Nassau groupers are extremely intelligent fish that inhabit much of the Caribbean, including the waters around the Cayman Islands. They are curious and friendly, and have been known to follow scuba divers, possibly for companionship, but possibly in the hopes that the divers distract the fish that would make an easy meal for the groupers. Either way, they are a delight to meet underwater and their playful personalities make them a hit with divers.
This Nassau grouper had been following a family as they explored the reef along the wall surrounding Little Cayman Island. The grouper was swimming close to them and even in between them. It was paying close attention to what they were looking at and it even seemed to be curious about their bubbles. Eventually, Serena and Chris put their hands out and the grouper swam closer, seeming to want to be touched.
Their father turned on the camera to record this heart warming interaction. The grouper passed by several times with reach and lingered as they stroked and petted it. This behavior can sometimes be welcomed as an effort to rid themselves of parasites. It's also possible that they just genuinely enjoy being touched. Some groupers are so persistent at following divers at specific dive sites that they are given names. These groupers will occasionally follow the divers for more than half an hour at a time.
Groupers have shown the ability to recognize specific divers, differentiating between people. They will often gravitate to familiar dive masters who spend more time at dive sites than the tourists do. They also recognize spears that some divers will carry to rid the coral reefs of lion fish, a beautiful, but invasive species that is decimating reefs in the Caribbean at an alarming pace. Divers are encouraged to kill these fish to help maintain the health of the reef.
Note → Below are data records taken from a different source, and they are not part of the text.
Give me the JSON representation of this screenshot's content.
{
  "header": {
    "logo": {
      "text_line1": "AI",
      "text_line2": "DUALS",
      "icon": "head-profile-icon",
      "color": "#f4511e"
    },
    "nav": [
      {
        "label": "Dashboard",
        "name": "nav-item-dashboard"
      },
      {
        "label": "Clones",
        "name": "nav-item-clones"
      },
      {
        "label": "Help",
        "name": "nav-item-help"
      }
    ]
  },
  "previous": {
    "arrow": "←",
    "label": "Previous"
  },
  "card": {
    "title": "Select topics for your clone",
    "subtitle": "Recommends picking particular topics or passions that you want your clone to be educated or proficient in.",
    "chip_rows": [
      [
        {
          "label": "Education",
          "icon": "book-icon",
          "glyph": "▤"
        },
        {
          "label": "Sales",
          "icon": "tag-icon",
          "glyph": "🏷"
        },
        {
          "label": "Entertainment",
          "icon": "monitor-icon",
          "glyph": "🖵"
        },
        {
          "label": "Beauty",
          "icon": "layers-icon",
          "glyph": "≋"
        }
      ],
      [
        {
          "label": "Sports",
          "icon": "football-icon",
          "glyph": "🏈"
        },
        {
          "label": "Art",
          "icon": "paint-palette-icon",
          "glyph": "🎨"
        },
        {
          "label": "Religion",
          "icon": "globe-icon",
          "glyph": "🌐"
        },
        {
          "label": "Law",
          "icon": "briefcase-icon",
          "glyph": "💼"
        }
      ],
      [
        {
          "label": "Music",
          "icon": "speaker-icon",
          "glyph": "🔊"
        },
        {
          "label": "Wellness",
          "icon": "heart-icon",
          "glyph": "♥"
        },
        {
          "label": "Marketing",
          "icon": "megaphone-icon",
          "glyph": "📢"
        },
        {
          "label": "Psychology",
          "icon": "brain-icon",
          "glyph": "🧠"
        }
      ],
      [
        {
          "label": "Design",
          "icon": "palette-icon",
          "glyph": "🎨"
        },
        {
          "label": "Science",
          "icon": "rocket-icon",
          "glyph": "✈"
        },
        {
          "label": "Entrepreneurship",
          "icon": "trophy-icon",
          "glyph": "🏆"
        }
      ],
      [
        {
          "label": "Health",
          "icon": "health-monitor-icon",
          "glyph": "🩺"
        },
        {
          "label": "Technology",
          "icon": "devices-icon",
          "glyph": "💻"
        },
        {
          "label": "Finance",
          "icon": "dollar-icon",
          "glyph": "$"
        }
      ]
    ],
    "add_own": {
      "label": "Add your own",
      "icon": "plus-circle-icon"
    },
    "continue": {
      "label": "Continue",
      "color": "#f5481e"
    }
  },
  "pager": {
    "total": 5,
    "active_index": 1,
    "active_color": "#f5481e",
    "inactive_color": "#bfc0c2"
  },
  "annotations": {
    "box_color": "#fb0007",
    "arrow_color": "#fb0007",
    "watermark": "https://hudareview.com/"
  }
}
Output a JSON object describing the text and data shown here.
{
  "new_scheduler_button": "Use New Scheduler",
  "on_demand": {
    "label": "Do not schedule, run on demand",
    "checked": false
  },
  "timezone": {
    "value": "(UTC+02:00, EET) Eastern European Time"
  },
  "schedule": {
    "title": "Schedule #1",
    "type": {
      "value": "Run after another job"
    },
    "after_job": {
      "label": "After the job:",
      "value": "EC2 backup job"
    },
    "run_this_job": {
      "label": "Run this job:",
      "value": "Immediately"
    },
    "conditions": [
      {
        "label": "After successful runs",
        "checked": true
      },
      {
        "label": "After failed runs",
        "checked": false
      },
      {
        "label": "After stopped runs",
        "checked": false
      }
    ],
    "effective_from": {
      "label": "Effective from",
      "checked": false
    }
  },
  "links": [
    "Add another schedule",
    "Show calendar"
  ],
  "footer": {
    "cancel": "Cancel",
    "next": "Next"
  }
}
Groupers are particularly enjoyable characters and scuba divers are always happy to have them along as companions.